EXERCISE INSTRUCTIONS: Would you please copy out each entry exactly?
Start of MATERIAL FOR THE TASK
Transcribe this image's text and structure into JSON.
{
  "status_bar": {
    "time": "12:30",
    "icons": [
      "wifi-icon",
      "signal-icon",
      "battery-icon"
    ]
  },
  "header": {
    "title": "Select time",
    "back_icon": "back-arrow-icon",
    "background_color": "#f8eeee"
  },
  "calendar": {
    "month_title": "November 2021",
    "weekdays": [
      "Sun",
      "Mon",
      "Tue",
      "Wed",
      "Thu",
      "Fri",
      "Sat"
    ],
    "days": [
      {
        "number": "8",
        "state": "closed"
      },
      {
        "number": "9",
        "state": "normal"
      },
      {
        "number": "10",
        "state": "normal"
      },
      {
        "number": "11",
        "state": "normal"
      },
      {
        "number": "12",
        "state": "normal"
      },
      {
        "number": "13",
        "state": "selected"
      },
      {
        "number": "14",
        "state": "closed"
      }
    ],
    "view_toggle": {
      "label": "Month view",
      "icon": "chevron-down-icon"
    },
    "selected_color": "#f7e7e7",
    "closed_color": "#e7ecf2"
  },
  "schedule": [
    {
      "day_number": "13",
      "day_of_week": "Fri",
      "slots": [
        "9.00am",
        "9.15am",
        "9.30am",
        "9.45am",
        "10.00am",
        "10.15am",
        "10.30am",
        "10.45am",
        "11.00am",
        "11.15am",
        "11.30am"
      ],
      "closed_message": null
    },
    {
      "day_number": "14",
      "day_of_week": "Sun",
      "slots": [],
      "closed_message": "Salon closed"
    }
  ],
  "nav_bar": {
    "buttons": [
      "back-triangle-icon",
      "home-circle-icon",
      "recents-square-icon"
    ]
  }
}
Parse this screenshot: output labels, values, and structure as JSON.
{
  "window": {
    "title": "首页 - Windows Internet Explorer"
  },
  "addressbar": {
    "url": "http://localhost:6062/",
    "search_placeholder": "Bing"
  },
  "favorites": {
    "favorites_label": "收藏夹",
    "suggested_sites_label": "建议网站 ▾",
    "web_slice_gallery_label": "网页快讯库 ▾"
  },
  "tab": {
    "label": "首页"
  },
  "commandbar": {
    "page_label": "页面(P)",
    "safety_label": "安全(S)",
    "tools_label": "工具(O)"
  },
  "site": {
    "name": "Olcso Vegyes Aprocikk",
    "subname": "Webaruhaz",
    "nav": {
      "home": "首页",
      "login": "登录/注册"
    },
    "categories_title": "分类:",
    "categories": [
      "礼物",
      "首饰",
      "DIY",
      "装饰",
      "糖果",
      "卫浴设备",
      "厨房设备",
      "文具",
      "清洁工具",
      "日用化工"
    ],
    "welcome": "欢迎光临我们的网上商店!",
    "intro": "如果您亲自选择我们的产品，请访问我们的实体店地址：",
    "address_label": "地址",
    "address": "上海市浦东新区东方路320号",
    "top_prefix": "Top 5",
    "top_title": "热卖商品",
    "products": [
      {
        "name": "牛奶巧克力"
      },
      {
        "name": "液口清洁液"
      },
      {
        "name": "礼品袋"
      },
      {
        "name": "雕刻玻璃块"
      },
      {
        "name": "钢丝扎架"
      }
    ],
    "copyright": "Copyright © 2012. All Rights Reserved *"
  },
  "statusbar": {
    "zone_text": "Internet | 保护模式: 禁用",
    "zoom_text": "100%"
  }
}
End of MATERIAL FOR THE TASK
RESPONSE AREA:
Transcribe this image's text and structure into JSON.
{
  "status_bar": {
    "time": "12:30",
    "icons": [
      "wifi-icon",
      "signal-icon",
      "battery-icon"
    ]
  },
  "header": {
    "title": "Select time",
    "back_icon": "back-arrow-icon",
    "background_color": "#f8eeee"
  },
  "calendar": {
    "month_title": "November 2021",
    "weekdays": [
      "Sun",
      "Mon",
      "Tue",
      "Wed",
      "Thu",
      "Fri",
      "Sat"
    ],
    "days": [
      {
        "number": "8",
        "state": "closed"
      },
      {
        "number": "9",
        "state": "normal"
      },
      {
        "number": "10",
        "state": "normal"
      },
      {
        "number": "11",
        "state": "normal"
      },
      {
        "number": "12",
        "state": "normal"
      },
      {
        "number": "13",
        "state": "selected"
      },
      {
        "number": "14",
        "state": "closed"
      }
    ],
    "view_toggle": {
      "label": "Month view",
      "icon": "chevron-down-icon"
    },
    "selected_color": "#f7e7e7",
    "closed_color": "#e7ecf2"
  },
  "schedule": [
    {
      "day_number": "13",
      "day_of_week": "Fri",
      "slots": [
        "9.00am",
        "9.15am",
        "9.30am",
        "9.45am",
        "10.00am",
        "10.15am",
        "10.30am",
        "10.45am",
        "11.00am",
        "11.15am",
        "11.30am"
      ],
      "closed_message": null
    },
    {
      "day_number": "14",
      "day_of_week": "Sun",
      "slots": [],
      "closed_message": "Salon closed"
    }
  ],
  "nav_bar": {
    "buttons": [
      "back-triangle-icon",
      "home-circle-icon",
      "recents-square-icon"
    ]
  }
}
Parse this screenshot: output labels, values, and structure as JSON.
{
  "window": {
    "title": "首页 - Windows Internet Explorer"
  },
  "addressbar": {
    "url": "http://localhost:6062/",
    "search_placeholder": "Bing"
  },
  "favorites": {
    "favorites_label": "收藏夹",
    "suggested_sites_label": "建议网站 ▾",
    "web_slice_gallery_label": "网页快讯库 ▾"
  },
  "tab": {
    "label": "首页"
  },
  "commandbar": {
    "page_label": "页面(P)",
    "safety_label": "安全(S)",
    "tools_label": "工具(O)"
  },
  "site": {
    "name": "Olcso Vegyes Aprocikk",
    "subname": "Webaruhaz",
    "nav": {
      "home": "首页",
      "login": "登录/注册"
    },
    "categories_title": "分类:",
    "categories": [
      "礼物",
      "首饰",
      "DIY",
      "装饰",
      "糖果",
      "卫浴设备",
      "厨房设备",
      "文具",
      "清洁工具",
      "日用化工"
    ],
    "welcome": "欢迎光临我们的网上商店!",
    "intro": "如果您亲自选择我们的产品，请访问我们的实体店地址：",
    "address_label": "地址",
    "address": "上海市浦东新区东方路320号",
    "top_prefix": "Top 5",
    "top_title": "热卖商品",
    "products": [
      {
        "name": "牛奶巧克力"
      },
      {
        "name": "液口清洁液"
      },
      {
        "name": "礼品袋"
      },
      {
        "name": "雕刻玻璃块"
      },
      {
        "name": "钢丝扎架"
      }
    ],
    "copyright": "Copyright © 2012. All Rights Reserved *"
  },
  "statusbar": {
    "zone_text": "Internet | 保护模式: 禁用",
    "zoom_text": "100%"
  }
}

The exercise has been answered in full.